(Extracted data entries)
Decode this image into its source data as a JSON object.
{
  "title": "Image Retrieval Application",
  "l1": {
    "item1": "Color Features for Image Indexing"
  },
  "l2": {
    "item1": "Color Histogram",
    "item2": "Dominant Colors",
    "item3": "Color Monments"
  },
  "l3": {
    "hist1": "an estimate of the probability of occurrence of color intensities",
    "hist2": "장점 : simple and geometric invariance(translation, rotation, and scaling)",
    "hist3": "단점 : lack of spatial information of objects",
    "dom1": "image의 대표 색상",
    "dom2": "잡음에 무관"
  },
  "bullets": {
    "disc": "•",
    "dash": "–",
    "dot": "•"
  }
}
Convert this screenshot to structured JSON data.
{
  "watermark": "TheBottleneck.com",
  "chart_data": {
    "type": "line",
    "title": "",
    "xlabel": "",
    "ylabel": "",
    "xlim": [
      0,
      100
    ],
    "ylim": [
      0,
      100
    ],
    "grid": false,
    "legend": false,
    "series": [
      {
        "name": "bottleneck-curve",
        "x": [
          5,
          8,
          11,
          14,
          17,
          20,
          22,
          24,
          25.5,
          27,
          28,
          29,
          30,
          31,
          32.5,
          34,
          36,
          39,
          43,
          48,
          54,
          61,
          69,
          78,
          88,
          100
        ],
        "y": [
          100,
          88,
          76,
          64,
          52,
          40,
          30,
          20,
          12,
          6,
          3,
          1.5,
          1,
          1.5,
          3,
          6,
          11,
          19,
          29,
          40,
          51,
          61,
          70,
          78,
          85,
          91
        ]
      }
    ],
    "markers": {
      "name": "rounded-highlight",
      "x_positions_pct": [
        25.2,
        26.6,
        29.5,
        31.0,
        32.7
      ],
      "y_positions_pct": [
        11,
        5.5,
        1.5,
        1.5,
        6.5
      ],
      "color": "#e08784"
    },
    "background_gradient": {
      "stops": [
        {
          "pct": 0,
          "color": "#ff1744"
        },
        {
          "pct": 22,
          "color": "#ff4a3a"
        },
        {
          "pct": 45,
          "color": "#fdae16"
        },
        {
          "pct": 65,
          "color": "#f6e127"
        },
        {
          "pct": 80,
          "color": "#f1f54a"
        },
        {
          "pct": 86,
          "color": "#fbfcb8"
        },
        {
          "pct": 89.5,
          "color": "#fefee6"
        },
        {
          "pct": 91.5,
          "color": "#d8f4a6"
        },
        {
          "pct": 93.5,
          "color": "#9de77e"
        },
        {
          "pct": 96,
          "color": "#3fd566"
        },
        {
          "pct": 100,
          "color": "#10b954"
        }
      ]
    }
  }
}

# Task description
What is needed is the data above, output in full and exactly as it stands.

# Exercise solution
Decode this image into its source data as a JSON object.
{
  "title": "Image Retrieval Application",
  "l1": {
    "item1": "Color Features for Image Indexing"
  },
  "l2": {
    "item1": "Color Histogram",
    "item2": "Dominant Colors",
    "item3": "Color Monments"
  },
  "l3": {
    "hist1": "an estimate of the probability of occurrence of color intensities",
    "hist2": "장점 : simple and geometric invariance(translation, rotation, and scaling)",
    "hist3": "단점 : lack of spatial information of objects",
    "dom1": "image의 대표 색상",
    "dom2": "잡음에 무관"
  },
  "bullets": {
    "disc": "•",
    "dash": "–",
    "dot": "•"
  }
}
Convert this screenshot to structured JSON data.
{
  "watermark": "TheBottleneck.com",
  "chart_data": {
    "type": "line",
    "title": "",
    "xlabel": "",
    "ylabel": "",
    "xlim": [
      0,
      100
    ],
    "ylim": [
      0,
      100
    ],
    "grid": false,
    "legend": false,
    "series": [
      {
        "name": "bottleneck-curve",
        "x": [
          5,
          8,
          11,
          14,
          17,
          20,
          22,
          24,
          25.5,
          27,
          28,
          29,
          30,
          31,
          32.5,
          34,
          36,
          39,
          43,
          48,
          54,
          61,
          69,
          78,
          88,
          100
        ],
        "y": [
          100,
          88,
          76,
          64,
          52,
          40,
          30,
          20,
          12,
          6,
          3,
          1.5,
          1,
          1.5,
          3,
          6,
          11,
          19,
          29,
          40,
          51,
          61,
          70,
          78,
          85,
          91
        ]
      }
    ],
    "markers": {
      "name": "rounded-highlight",
      "x_positions_pct": [
        25.2,
        26.6,
        29.5,
        31.0,
        32.7
      ],
      "y_positions_pct": [
        11,
        5.5,
        1.5,
        1.5,
        6.5
      ],
      "color": "#e08784"
    },
    "background_gradient": {
      "stops": [
        {
          "pct": 0,
          "color": "#ff1744"
        },
        {
          "pct": 22,
          "color": "#ff4a3a"
        },
        {
          "pct": 45,
          "color": "#fdae16"
        },
        {
          "pct": 65,
          "color": "#f6e127"
        },
        {
          "pct": 80,
          "color": "#f1f54a"
        },
        {
          "pct": 86,
          "color": "#fbfcb8"
        },
        {
          "pct": 89.5,
          "color": "#fefee6"
        },
        {
          "pct": 91.5,
          "color": "#d8f4a6"
        },
        {
          "pct": 93.5,
          "color": "#9de77e"
        },
        {
          "pct": 96,
          "color": "#3fd566"
        },
        {
          "pct": 100,
          "color": "#10b954"
        }
      ]
    }
  }
}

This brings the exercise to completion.